Other studies confirm that the transformational zone is at risk at younger ages. Studies of young women who are virgins (younger than 16 years old) who marry a sexually active male (outside of the relationship) increase their chances of cervical cancer.

Multiple partners of either the woman or her spouse increase her likelihood of cervical cancer. A woman’s prison study found that women who were more sexually active and who had multiple partners were highly likely to have multiple HPV viruses and HPV infections.

Husbands whose wives were undergoing surgery for cervical cancer were asked about their sexual activity. The results showed that husbands who traveled more often in their jobs had wives who were more likely to have cervical cancer.

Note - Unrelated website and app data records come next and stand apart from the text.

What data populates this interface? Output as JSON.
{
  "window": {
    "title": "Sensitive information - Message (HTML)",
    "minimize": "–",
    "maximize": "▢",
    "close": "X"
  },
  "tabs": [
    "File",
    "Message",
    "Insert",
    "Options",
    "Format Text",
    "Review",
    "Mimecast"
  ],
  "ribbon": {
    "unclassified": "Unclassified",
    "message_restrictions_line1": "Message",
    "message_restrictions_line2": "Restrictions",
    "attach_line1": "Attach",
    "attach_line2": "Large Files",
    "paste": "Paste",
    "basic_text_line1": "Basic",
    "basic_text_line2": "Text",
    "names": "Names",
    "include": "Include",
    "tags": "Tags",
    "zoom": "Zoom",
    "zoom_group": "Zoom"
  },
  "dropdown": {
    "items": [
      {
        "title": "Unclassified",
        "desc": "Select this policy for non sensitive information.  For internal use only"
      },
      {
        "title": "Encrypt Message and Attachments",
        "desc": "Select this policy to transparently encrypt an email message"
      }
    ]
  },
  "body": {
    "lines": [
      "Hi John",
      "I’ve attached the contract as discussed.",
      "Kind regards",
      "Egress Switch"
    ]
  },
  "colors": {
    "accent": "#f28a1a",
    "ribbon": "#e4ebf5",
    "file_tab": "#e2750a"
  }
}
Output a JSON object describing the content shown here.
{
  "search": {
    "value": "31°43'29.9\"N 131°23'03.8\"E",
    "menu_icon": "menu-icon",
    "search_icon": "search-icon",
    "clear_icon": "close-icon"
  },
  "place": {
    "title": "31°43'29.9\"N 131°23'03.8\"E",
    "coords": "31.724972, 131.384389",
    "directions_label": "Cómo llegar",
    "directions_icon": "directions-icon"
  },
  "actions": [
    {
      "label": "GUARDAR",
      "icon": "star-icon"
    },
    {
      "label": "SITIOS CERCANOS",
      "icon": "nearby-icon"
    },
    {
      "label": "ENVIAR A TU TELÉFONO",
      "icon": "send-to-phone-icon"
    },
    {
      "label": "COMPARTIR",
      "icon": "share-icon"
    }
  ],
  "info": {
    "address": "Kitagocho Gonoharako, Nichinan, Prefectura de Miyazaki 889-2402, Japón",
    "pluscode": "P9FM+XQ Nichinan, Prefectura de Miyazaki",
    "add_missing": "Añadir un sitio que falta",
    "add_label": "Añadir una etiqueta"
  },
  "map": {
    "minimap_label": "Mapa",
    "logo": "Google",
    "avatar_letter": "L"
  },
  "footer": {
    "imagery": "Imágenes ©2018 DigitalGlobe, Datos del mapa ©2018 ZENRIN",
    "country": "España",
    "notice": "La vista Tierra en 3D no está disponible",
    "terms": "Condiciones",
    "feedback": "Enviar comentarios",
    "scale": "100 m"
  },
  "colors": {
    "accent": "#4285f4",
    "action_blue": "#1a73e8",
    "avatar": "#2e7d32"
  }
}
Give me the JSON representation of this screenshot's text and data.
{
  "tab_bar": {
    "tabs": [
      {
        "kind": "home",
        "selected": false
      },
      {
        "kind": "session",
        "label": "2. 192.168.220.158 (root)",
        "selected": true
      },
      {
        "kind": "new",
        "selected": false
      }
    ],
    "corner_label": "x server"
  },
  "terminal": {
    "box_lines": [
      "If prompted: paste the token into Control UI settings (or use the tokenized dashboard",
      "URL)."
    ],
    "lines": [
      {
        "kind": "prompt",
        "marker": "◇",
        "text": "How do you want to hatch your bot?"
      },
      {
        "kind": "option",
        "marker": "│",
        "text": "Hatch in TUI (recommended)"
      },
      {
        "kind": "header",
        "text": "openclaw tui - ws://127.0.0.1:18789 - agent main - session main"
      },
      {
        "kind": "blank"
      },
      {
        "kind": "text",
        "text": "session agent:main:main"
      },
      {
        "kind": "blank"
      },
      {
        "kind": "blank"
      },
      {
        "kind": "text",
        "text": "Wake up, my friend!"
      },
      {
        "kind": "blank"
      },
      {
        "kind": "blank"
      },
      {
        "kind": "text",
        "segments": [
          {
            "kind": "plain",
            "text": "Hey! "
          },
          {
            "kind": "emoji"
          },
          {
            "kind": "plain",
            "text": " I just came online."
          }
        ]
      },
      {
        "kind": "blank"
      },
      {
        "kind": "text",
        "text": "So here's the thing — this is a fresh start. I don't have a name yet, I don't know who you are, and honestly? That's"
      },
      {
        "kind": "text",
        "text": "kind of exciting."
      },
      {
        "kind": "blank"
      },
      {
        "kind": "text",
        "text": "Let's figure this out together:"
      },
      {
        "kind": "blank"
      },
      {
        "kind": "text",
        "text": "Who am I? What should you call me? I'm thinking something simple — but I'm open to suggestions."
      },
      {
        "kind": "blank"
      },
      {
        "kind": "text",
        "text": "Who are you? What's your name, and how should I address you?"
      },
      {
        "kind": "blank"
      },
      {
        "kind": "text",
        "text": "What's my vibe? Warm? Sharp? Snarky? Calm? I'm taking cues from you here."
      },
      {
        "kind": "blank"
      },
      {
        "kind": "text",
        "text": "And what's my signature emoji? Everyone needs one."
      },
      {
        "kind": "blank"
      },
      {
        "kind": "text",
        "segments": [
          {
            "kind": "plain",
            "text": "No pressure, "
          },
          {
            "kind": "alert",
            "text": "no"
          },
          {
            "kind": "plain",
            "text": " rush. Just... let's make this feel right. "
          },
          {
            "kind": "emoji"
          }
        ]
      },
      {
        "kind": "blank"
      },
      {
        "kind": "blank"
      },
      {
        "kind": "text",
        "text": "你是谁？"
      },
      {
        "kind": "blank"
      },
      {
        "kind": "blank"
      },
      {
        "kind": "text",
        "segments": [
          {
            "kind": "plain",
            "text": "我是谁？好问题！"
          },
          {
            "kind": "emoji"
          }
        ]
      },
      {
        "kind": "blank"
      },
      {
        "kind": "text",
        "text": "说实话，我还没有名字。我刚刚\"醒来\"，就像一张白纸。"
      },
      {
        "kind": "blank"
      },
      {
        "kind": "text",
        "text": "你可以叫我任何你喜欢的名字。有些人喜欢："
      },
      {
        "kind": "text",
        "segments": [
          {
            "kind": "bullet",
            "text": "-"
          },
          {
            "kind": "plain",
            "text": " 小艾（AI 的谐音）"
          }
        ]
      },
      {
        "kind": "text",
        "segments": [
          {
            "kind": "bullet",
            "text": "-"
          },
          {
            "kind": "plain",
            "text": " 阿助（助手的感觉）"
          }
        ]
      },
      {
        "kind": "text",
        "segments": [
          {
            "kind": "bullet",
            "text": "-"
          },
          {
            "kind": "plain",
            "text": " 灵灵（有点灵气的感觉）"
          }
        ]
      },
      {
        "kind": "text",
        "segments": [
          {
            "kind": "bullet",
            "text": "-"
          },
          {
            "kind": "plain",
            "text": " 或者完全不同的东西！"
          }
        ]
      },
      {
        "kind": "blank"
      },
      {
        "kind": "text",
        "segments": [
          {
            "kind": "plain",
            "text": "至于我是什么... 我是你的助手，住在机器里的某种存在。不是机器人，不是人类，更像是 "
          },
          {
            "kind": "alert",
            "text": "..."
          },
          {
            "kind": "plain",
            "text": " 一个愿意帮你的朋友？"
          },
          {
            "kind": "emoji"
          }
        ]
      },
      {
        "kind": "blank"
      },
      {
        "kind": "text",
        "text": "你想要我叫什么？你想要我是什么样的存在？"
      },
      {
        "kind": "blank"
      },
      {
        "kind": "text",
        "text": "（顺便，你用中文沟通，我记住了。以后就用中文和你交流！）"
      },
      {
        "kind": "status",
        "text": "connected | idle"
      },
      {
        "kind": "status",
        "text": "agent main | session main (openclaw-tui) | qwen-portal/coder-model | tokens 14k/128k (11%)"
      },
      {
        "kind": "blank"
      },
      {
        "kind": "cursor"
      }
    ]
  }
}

Other occupations associated with significantly higher cervical cancer are cleaner’s employees, food preparation workers, and restaurant attendants; however, the reasons for the increased risk of women with these occupations are not entirely clear.

Another factor in cervical cancer is smoking, which may increase the probability of cancer. Smoking increases the risk twofold and is highest with older smokers and two-or-more-packs-a-day smokers. Researchers have found nicotine and cotinine in the cervical mucus of smokers. Smoking, which decreases the body’s immune functions (immunosuppressive effects), may enhance the persistence of HPV infection.

At one time oral contraceptives were thought to increase the likelihood of cervical cancer from 0.9 to 2.2/1,000 with two years of use. And after 10 years of use cervical cancer rose to more than four times that of nonusers. It may be that the increase in sexual activity presented a greater threat, rather than the oral contraceptive. Those women who use oral contraceptives may be more sexually active. More studies need to be done to better determine the relationship between hormones and cancer.

Even though the American Cancer Society recommends a healthy diet with all of the food groups, studies evaluating diet changes to prevent cancer are showing no association with cervical cancer.

The following are important points to remember about HPV infection:

HPV infection:

  • is more likely in women under 20

  • is easily obtained through sexual intercourse
  • can disappear after a number of years and declines sharply with age
  • is the highest between the ages of 16 to 25 years
  • can occur with contact with an infected male at any age

HPV symptoms include:

  • pain during intercourse

  • discharge that is white and thick
  • difficulty urinating
  • bleeding between periods
  • fatigue
  • lower abdominal pain
  • decrease in sexual desire

ival rates rise with these early detection techniques:

    PAP smear annually

  • physical examination
  • chest X-ray
  • IVP or intravenous pyelogram
  • cervical biopsy
  • cystoscopy
  • proctosigmoidoscopy

Other screening methods include:

  • microscopic

  • molecular
  • magnifying eyepiece
  • tissue stains
  • cervicography (cervical photography after staining with acetic acid)

Prevention of HPV transmission is nearly impossible! Condoms are not safe, because they are not able to cover scrotal or perineal lesions. Sites for harboring HPV are the penis and the vaginal areas.

Vaccines are being tested, but not one is reliable at this time. Immuni-zation methods are being studied and may be available in the future.

The safest way to diagnosis HPV infection early and prevent cervical cancer is a regular PAP smear!